* _Problem statement_
Within the entries below, how many lines carry the word "title"? State the number and stop.

[[ Source material, beginning ]]

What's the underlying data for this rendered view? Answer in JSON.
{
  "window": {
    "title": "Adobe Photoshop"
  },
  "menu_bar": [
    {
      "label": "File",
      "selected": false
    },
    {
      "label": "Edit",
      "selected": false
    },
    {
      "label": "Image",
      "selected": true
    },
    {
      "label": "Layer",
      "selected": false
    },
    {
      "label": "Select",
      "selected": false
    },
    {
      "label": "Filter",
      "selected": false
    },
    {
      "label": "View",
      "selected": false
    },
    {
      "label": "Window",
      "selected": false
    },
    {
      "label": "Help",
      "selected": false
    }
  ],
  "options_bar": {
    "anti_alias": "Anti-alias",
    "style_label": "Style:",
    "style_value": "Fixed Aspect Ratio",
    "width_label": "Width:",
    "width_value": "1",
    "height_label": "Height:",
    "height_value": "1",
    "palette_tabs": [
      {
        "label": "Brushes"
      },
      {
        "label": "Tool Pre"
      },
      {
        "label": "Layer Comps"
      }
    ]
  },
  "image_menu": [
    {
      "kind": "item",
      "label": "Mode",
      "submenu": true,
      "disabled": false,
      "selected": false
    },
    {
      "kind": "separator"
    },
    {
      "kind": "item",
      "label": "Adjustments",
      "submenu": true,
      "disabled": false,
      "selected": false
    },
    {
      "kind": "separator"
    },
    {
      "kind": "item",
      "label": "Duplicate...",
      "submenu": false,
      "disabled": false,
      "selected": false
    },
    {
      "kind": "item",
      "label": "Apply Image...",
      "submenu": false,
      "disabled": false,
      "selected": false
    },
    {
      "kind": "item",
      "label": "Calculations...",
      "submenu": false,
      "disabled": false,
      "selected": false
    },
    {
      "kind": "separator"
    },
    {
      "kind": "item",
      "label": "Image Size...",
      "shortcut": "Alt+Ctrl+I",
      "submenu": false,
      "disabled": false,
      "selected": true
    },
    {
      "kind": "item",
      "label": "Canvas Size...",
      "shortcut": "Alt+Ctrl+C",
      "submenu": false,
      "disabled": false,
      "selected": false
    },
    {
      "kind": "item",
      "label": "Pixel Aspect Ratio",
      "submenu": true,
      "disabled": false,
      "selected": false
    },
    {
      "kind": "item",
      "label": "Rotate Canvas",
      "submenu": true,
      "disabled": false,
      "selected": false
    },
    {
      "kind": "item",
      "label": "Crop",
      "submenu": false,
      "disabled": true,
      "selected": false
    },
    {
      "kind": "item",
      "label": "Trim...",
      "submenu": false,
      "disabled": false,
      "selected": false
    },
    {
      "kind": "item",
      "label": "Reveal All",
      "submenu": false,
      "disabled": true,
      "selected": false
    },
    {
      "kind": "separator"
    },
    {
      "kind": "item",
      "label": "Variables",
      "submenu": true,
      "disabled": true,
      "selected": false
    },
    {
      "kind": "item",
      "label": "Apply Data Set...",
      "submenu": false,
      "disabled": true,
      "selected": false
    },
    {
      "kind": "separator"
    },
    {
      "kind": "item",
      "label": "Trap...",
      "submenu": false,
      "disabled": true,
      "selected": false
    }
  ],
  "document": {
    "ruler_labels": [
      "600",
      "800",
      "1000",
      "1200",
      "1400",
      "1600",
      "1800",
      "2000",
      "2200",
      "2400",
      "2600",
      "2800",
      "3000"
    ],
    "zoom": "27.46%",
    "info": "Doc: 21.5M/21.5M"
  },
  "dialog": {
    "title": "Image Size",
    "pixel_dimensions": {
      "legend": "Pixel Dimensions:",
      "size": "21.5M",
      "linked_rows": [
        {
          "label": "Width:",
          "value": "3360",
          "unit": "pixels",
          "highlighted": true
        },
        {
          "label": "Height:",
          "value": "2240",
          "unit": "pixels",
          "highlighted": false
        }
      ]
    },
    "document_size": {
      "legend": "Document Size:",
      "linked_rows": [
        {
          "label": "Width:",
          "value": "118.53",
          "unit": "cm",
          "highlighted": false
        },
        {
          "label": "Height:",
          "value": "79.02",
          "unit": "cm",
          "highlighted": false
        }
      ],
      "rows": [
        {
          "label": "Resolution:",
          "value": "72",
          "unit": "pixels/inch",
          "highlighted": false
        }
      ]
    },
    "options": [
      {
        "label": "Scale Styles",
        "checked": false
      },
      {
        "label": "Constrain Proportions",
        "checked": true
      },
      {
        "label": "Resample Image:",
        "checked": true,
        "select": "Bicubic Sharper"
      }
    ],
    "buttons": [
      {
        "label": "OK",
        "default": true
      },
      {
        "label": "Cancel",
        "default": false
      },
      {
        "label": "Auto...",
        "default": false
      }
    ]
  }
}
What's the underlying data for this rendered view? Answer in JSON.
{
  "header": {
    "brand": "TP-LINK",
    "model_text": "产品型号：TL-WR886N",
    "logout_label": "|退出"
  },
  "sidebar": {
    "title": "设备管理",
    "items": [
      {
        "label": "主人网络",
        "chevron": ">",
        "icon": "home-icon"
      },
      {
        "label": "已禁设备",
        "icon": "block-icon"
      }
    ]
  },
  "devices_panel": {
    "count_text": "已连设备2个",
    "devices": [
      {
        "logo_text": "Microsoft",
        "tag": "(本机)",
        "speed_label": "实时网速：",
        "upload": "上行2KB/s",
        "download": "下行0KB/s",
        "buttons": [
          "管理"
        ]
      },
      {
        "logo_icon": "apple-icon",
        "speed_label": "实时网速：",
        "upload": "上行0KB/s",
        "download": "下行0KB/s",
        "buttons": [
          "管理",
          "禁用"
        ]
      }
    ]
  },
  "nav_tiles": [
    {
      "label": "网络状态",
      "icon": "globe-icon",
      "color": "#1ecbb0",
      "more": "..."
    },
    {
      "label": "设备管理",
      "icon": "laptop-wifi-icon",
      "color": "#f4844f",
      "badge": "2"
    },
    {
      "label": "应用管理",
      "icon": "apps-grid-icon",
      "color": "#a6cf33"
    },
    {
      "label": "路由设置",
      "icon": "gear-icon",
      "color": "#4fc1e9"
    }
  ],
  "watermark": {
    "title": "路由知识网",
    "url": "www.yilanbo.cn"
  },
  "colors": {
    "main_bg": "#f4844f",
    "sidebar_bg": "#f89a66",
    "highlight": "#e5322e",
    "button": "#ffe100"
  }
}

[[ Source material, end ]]

* _Written answer_
4